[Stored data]

↓↓↓

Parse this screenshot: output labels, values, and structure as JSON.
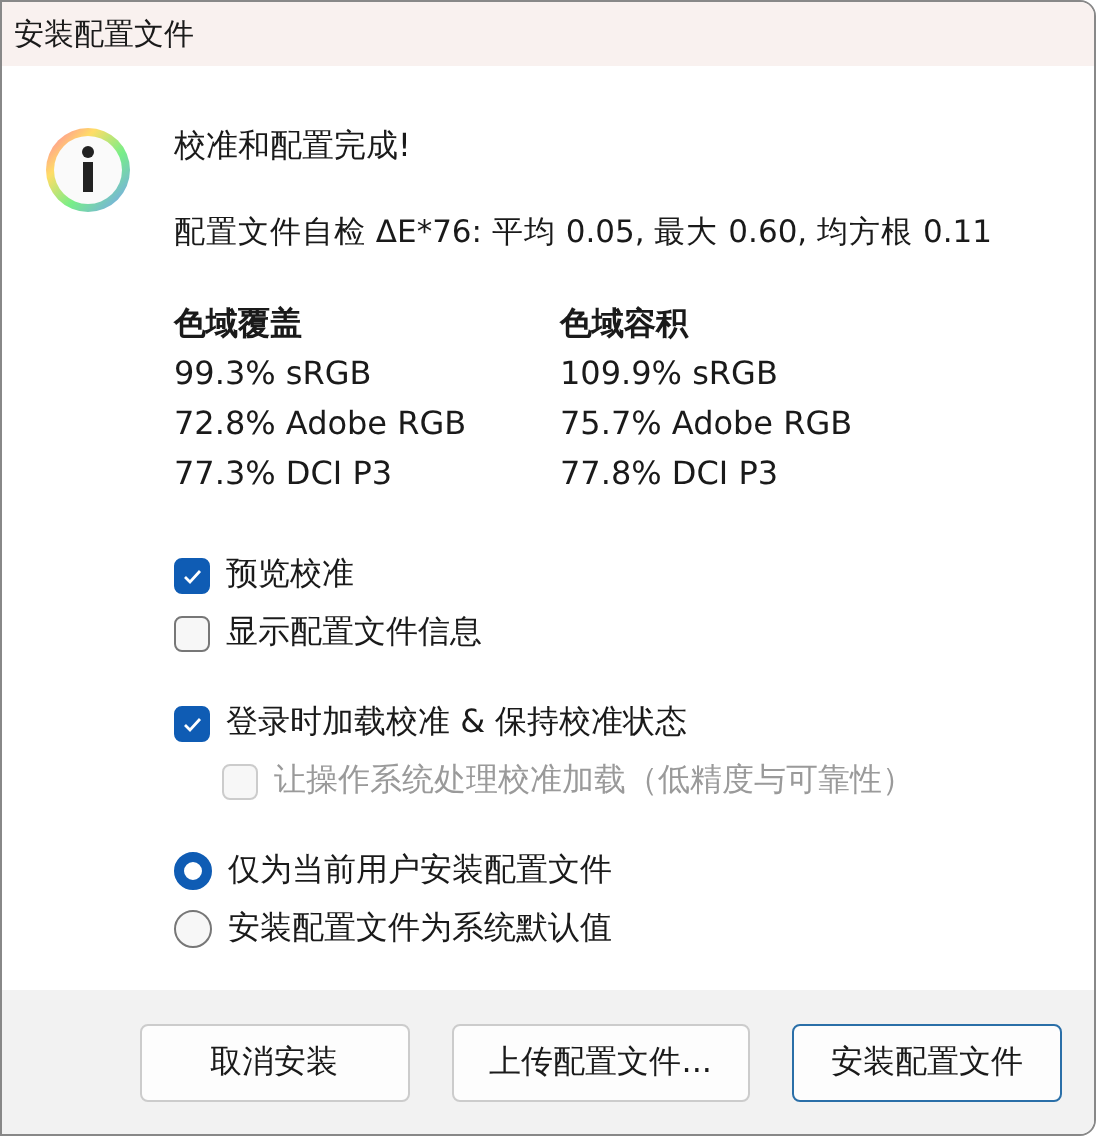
{
  "window": {
    "title": "安装配置文件"
  },
  "heading": "校准和配置完成!",
  "self_check": "配置文件自检 ΔE*76: 平均 0.05, 最大 0.60, 均方根 0.11",
  "gamut": [
    {
      "title": "色域覆盖",
      "lines": [
        "99.3% sRGB",
        "72.8% Adobe RGB",
        "77.3% DCI P3"
      ]
    },
    {
      "title": "色域容积",
      "lines": [
        "109.9% sRGB",
        "75.7% Adobe RGB",
        "77.8% DCI P3"
      ]
    }
  ],
  "option_groups": [
    [
      {
        "kind": "checkbox",
        "label": "预览校准",
        "checked": true,
        "disabled": false
      },
      {
        "kind": "checkbox",
        "label": "显示配置文件信息",
        "checked": false,
        "disabled": false
      }
    ],
    [
      {
        "kind": "checkbox",
        "label": "登录时加载校准 & 保持校准状态",
        "checked": true,
        "disabled": false,
        "children": [
          {
            "kind": "checkbox",
            "label": "让操作系统处理校准加载（低精度与可靠性）",
            "checked": false,
            "disabled": true
          }
        ]
      }
    ],
    [
      {
        "kind": "radio",
        "label": "仅为当前用户安装配置文件",
        "selected": true,
        "disabled": false
      },
      {
        "kind": "radio",
        "label": "安装配置文件为系统默认值",
        "selected": false,
        "disabled": false
      }
    ]
  ],
  "buttons": [
    {
      "label": "取消安装",
      "default": false
    },
    {
      "label": "上传配置文件...",
      "default": false
    },
    {
      "label": "安装配置文件",
      "default": true
    }
  ]
}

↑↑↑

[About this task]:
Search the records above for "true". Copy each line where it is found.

[Answer]:
        "checked": true,
        "checked": true,
            "disabled": true
        "selected": true,
      "default": true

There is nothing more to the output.